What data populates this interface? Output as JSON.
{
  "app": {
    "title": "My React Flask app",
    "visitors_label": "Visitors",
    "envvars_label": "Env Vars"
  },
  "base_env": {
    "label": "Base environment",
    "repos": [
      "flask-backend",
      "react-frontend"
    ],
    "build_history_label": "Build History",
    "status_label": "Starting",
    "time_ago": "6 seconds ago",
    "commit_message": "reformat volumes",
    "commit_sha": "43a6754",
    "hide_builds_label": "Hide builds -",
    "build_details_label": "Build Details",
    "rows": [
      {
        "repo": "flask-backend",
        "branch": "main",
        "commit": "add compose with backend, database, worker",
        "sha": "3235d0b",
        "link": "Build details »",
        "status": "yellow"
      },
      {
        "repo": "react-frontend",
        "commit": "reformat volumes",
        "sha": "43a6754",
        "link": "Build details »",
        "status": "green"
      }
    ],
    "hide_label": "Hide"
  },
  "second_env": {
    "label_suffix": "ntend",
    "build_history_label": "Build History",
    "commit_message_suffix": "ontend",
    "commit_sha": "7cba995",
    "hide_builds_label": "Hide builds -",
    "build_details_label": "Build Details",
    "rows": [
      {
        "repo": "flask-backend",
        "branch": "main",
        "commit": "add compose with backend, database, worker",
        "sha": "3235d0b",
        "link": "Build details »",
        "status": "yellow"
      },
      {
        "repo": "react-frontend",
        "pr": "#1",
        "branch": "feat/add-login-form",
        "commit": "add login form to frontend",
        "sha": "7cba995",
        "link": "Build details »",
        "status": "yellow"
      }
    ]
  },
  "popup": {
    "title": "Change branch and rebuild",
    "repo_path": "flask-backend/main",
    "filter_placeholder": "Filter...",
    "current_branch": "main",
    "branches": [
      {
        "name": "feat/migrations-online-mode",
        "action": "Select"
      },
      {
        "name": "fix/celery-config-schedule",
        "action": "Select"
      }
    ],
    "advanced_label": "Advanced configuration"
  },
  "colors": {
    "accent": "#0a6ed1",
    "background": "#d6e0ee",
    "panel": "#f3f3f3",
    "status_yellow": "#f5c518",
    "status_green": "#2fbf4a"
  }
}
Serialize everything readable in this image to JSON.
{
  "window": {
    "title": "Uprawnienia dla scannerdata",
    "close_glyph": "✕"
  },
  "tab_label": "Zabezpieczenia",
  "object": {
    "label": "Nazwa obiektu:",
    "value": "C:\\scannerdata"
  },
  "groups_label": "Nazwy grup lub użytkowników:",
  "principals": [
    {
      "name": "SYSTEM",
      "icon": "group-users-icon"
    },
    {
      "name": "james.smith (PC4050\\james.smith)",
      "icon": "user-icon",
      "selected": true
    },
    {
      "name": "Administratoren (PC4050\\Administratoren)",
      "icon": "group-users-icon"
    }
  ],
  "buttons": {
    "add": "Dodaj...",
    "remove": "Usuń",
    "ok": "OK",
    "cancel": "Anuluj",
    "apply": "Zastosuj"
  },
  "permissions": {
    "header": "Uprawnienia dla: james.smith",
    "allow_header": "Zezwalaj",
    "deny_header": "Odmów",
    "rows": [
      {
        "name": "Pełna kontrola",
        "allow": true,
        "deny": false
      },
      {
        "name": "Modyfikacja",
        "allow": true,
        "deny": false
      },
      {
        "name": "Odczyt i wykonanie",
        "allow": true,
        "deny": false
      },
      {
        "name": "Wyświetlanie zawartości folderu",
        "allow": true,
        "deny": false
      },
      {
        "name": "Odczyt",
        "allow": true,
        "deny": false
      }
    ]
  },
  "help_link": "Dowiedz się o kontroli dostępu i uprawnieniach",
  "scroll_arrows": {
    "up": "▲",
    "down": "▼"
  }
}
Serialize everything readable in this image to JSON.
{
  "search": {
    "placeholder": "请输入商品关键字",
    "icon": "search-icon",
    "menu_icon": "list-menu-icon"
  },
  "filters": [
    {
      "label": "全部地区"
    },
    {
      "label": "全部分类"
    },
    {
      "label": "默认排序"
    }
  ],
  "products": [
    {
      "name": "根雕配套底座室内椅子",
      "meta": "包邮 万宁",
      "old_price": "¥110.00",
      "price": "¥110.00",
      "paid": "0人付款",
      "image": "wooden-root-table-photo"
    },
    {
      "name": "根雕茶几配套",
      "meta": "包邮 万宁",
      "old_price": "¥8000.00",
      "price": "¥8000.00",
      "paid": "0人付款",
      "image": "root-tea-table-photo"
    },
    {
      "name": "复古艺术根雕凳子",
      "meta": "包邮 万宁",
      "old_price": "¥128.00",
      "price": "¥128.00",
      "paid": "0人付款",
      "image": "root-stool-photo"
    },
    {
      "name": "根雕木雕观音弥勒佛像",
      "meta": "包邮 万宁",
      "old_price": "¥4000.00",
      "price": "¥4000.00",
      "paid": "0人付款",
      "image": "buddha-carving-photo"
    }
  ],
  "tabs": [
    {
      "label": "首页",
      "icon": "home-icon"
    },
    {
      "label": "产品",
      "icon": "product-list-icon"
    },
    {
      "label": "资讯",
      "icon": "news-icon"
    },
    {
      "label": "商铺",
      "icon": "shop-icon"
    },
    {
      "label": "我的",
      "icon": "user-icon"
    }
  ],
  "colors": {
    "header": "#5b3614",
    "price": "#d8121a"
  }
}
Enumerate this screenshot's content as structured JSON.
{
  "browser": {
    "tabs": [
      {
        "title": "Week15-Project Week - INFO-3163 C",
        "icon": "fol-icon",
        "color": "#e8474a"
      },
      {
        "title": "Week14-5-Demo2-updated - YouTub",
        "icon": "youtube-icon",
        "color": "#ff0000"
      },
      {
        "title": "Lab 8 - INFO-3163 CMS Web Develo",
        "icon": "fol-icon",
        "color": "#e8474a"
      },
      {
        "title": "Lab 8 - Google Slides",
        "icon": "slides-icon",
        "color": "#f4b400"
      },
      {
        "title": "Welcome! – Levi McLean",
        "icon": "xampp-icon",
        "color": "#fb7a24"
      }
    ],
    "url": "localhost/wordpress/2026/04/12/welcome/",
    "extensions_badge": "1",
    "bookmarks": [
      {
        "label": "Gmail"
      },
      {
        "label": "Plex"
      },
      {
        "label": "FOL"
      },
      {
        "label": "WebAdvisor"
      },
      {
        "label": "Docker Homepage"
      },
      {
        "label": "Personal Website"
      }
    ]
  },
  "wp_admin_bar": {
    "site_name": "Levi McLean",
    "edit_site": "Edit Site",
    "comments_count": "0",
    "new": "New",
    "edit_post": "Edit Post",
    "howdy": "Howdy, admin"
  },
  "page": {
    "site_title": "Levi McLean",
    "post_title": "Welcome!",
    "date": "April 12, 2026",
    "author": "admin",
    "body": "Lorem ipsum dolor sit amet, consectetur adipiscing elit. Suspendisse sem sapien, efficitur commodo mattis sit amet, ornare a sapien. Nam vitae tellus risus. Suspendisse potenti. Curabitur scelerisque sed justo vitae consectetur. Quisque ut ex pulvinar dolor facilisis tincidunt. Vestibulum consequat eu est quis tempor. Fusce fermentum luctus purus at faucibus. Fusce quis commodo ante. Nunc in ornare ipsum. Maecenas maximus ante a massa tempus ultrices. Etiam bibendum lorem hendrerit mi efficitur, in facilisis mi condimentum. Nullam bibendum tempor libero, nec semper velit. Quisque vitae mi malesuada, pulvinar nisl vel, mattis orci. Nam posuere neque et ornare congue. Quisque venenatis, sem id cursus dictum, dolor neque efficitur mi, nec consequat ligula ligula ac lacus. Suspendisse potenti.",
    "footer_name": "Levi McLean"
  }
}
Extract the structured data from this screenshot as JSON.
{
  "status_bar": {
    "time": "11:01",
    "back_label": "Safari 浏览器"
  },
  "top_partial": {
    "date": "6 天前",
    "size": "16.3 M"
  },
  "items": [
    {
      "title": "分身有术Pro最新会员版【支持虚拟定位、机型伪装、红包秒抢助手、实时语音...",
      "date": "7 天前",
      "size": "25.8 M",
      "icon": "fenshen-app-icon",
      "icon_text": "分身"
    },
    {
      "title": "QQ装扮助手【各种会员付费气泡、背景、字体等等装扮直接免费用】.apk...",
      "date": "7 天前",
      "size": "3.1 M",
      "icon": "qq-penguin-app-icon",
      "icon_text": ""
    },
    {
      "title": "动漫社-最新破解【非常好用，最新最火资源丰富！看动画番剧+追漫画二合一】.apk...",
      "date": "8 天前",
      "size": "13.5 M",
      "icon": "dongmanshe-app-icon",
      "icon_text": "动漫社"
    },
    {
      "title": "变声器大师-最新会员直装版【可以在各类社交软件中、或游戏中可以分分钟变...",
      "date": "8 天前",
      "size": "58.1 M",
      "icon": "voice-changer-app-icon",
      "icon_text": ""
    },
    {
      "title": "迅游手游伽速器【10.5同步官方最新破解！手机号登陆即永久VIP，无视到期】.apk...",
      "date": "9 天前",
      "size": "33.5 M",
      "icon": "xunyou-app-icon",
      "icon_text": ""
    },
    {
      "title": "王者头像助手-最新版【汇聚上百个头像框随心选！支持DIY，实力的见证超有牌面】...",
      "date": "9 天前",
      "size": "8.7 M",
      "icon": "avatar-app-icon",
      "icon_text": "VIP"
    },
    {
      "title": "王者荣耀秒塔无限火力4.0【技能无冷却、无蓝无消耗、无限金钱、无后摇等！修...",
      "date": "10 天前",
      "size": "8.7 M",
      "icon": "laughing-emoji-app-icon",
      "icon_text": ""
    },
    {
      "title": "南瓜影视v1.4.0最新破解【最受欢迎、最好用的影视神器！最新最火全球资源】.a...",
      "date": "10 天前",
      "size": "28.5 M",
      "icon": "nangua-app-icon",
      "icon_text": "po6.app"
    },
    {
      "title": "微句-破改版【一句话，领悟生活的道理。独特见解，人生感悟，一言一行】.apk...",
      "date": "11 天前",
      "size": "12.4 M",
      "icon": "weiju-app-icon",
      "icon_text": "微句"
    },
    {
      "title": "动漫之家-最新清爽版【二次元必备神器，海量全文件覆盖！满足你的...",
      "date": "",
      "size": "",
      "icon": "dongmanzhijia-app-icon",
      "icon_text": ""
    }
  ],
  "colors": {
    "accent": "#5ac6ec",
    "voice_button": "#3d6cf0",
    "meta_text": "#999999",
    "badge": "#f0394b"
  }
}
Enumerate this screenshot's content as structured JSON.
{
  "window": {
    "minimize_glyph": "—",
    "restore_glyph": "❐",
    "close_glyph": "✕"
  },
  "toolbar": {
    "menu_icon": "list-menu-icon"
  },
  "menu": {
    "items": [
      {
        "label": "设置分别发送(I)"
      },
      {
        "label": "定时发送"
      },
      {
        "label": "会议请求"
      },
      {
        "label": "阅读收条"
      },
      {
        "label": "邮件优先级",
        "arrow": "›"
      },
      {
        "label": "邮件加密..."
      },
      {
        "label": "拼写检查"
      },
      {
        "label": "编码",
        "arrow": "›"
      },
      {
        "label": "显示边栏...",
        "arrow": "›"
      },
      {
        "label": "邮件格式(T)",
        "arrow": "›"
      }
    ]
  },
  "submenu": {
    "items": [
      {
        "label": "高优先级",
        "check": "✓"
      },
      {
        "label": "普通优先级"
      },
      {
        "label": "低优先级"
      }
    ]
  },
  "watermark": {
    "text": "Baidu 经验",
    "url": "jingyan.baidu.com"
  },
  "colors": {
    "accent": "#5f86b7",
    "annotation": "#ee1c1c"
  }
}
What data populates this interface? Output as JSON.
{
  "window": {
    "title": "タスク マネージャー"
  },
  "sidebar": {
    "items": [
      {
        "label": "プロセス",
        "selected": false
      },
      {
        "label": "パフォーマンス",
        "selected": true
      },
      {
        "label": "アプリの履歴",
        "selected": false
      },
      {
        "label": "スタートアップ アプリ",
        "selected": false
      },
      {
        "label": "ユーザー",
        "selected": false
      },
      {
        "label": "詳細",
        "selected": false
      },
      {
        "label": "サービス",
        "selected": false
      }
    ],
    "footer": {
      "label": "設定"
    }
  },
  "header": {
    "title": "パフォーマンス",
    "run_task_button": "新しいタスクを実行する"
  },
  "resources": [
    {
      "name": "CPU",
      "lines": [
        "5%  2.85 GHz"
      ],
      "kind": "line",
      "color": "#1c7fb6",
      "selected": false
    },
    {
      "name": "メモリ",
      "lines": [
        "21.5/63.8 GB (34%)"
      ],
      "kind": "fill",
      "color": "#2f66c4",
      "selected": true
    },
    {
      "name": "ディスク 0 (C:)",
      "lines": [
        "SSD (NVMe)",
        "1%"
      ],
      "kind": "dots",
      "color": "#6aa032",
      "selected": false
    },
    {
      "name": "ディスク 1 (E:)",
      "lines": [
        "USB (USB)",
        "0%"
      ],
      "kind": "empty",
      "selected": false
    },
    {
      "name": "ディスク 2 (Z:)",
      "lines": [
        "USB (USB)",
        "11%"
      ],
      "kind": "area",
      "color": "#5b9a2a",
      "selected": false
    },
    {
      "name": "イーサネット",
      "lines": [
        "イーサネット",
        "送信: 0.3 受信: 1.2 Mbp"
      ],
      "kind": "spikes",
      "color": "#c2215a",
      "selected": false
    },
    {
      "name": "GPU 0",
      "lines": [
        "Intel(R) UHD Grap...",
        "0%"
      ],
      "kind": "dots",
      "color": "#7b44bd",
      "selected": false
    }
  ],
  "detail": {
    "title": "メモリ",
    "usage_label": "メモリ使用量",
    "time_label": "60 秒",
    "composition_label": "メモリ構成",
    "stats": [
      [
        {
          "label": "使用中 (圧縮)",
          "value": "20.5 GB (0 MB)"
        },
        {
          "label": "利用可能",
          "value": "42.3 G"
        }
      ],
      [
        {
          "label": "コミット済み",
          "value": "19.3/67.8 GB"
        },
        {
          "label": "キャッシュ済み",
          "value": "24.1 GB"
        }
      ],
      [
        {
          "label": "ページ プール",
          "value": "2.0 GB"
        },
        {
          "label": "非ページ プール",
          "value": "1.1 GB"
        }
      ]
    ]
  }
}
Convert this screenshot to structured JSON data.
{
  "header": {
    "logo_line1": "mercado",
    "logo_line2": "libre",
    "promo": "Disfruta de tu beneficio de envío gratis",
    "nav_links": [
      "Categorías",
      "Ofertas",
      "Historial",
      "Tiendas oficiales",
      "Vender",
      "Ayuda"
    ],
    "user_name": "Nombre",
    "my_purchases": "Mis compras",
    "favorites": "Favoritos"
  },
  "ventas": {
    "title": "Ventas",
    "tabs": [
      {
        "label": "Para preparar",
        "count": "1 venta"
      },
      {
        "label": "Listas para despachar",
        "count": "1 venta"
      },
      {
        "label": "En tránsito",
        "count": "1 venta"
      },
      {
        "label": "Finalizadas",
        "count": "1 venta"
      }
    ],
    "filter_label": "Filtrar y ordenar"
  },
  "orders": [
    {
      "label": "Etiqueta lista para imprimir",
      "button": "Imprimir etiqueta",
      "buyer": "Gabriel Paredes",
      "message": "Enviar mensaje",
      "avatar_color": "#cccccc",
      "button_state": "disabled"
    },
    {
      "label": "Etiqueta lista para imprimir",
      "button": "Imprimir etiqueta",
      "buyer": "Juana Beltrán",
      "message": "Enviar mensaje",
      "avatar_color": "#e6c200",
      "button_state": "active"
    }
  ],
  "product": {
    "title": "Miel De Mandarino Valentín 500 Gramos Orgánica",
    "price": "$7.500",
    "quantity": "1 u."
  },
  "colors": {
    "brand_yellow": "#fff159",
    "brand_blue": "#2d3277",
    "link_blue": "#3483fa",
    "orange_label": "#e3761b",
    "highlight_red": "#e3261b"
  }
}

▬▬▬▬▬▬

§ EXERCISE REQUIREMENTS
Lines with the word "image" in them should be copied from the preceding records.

§ ANSWER TO THIS EXERCISE
Serialize everything readable in this image to JSON.
Serialize everything readable in this image to JSON.
      "image": "wooden-root-table-photo"
      "image": "root-tea-table-photo"
      "image": "root-stool-photo"
      "image": "buddha-carving-photo"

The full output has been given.